Foreign and local investors can choose from the following types of Swiss legal entities: limited liability companies, stock companies, sole proprietorships, limited partnerships and general partnerships.
A Swiss limited liability company must have at a minimum number of two shareholders which is very advantageous for small or medium enterprises started by businessmen who wants to beneficiate from limited responsibility restricted to their finaical contributions. The company will also have a manager.
The company must hold an annual general in which decisions regarding the business are taken.
For entities owning a larger amount of capital and requires a higher credibility on the market it is recommended to open a Stock Corporation in Switzerland. For this, at least three founders must draft the deed of incorporation and even though the major decisions are taken by the general meeting of the shareholders the day-to-day management of the company is carried by a board of directors, supervised by a committee of supervisors.
The main difference between these two forms of business is that the shares of a limited liability company cannot be freely traded on the market, while the stocks of a joint stock company can be transferable to the public through the Stock market.
Two or more partners can form a general partnership or a limited partnership in Switzerland with the main advantage that no minimum capital is required for registration. The incorporation of a partnership is made based on an agreement signed by the partners. The general partnership is formed by members liable in the same measure for the entity’s actions and with the same rights to decide the strategies for it while the limited partnerships are formed by at least one general partner with full responsibilities and rights in the entity and at least one silent partner with its rights and responsibilities depending on its contribution in the entity.

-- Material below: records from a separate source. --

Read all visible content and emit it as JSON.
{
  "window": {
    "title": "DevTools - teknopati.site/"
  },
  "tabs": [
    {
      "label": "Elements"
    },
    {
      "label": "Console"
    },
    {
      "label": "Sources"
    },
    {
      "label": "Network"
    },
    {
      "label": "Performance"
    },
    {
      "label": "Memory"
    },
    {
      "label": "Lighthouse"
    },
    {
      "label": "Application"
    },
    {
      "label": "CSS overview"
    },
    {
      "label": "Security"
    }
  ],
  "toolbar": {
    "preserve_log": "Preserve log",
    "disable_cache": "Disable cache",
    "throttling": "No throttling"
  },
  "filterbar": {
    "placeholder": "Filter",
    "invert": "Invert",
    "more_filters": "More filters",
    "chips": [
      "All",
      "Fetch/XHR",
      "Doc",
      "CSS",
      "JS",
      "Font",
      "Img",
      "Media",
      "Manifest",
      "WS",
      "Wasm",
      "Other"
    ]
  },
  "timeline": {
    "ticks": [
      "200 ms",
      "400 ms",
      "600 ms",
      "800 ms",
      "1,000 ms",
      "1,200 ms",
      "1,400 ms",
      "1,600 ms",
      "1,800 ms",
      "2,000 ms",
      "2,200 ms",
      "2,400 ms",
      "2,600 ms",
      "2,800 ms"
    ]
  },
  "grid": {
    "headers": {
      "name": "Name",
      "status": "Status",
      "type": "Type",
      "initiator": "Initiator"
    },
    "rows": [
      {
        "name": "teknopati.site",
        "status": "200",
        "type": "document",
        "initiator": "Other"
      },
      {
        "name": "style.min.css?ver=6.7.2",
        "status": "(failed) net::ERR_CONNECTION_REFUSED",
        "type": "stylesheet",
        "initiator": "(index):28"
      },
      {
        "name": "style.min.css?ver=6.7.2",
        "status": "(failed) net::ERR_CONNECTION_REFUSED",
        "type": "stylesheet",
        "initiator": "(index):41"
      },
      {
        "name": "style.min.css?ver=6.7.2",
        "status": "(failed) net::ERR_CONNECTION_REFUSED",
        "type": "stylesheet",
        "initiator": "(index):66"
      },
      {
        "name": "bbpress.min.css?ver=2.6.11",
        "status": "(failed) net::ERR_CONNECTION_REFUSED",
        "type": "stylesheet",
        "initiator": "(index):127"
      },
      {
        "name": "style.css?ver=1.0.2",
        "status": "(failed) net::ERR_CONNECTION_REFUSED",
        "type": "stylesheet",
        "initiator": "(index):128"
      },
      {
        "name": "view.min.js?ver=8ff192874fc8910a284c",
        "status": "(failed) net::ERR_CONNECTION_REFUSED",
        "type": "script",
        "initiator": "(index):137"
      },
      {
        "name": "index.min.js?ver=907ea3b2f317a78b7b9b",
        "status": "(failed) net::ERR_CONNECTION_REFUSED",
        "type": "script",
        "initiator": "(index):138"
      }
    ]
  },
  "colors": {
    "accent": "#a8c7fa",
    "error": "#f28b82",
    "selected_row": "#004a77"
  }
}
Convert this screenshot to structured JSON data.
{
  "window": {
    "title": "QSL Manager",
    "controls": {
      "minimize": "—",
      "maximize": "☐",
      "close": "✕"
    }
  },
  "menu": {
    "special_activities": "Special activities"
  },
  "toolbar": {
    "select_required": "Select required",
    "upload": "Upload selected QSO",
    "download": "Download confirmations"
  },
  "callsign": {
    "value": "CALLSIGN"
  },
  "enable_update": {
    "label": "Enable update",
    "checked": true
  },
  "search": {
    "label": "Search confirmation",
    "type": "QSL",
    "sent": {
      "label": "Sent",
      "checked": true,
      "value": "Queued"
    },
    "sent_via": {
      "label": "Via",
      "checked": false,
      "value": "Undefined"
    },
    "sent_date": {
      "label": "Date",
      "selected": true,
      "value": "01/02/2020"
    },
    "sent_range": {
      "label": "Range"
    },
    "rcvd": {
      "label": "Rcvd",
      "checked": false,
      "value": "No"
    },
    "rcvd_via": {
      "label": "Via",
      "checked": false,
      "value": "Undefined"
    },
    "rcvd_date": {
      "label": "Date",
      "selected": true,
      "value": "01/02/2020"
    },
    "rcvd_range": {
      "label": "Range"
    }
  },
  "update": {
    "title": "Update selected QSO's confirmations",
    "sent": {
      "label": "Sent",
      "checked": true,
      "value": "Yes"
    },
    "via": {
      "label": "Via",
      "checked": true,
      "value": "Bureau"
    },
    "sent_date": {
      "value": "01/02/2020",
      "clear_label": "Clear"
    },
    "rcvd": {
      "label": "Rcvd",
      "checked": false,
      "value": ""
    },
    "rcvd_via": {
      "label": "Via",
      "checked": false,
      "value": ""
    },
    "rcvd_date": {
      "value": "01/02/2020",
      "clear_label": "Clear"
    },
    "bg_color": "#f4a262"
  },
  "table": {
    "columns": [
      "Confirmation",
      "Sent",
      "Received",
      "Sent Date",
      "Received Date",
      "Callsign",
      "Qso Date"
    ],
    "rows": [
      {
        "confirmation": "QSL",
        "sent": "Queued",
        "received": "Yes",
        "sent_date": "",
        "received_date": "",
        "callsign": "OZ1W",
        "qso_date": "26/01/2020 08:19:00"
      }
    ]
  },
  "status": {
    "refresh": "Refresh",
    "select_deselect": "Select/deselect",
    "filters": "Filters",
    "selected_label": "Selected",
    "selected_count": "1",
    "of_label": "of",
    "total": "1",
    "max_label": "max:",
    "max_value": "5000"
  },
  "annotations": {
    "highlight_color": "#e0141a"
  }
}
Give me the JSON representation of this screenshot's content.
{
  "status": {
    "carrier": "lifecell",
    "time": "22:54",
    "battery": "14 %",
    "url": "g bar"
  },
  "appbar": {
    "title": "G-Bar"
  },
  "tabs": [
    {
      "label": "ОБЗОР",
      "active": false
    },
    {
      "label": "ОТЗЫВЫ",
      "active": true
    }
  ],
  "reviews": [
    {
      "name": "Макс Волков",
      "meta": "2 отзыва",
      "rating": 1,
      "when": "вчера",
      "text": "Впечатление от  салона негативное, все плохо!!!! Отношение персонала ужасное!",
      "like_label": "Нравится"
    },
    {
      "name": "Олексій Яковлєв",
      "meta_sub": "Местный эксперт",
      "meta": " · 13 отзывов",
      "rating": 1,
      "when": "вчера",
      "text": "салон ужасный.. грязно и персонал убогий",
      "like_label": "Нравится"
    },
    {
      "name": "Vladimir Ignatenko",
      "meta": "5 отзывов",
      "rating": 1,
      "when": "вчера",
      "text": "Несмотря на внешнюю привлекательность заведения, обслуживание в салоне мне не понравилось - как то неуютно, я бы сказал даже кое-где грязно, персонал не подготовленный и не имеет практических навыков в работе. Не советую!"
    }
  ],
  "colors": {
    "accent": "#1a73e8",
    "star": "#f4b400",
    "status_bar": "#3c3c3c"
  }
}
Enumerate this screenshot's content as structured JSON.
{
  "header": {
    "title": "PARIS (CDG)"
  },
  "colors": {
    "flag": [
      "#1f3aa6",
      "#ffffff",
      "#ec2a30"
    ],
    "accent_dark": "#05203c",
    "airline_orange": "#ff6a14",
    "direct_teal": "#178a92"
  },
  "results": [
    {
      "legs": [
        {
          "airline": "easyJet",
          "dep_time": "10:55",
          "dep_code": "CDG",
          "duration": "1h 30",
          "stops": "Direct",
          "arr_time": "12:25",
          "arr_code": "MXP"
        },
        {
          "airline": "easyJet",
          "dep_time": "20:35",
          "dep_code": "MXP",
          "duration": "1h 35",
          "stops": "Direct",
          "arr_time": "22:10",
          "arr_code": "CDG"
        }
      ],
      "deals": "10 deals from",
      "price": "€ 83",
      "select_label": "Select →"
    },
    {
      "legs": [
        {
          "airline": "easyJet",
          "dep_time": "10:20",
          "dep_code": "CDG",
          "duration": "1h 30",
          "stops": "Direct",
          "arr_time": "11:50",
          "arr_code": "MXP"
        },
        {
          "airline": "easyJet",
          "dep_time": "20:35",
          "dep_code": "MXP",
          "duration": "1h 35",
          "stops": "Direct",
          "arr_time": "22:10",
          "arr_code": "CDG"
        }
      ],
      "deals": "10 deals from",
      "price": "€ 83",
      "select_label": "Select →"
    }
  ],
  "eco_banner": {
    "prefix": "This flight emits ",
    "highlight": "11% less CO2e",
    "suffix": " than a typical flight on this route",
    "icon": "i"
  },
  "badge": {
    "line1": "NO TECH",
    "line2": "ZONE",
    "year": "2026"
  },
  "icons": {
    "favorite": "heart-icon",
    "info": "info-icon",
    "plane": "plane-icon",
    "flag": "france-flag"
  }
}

The sole proprietorship is a rare form of business, opened by a single individual who carries full responsibilities for the entity’s actions.
In Switzerland the process of company incorporation begins with opening of a bank account and depositing the paid-up capital. This bank will issue a receipt for the amount, necessary in order to register the company. After this step, it’s necessary to:
These notarized articles, along with the bank receipt are deposited at the local commercial register for obtaining the status of legal entity. A stamp tax must be paid, process which can be performed at a bank or at a post office.
The German limited liability company (Gesellschaftmitbeschränkter Haftung) must provide at least 20000 CHF at registration while the founders of a Aktiengesellschaft (Stock Corporation) must provide at least 100000 CHF.
In order to incorporate a Swiss company, the investors must provide the authenticated articles of association and a declaration of non-investment in kind or chattels or founders’ privileges (the Stampa Declaration Form) and a permit for foreigners to purchase real estate (Lex Friedrich Declaration Form) the last one only if applicable. Besides those, the entity must prove that the initial capital was paid.
Once the Swiss Companies Register issues the certificate of incorporation, the company must also register for VAT and for taxation purposes. Swiss companies are required to file annual financial statements. Also, depending on the type of activity carried out, certain businesses must obtain special licenses or permits. The last step will be to register the employees for social security and insurance.
Our lawyers in Switzerland can help foreign entrepreneurs wanting to register a company in various cantons of the country such as Zug, Geneva and Zurich. Among the legal services provided by our Swiss lawyers are: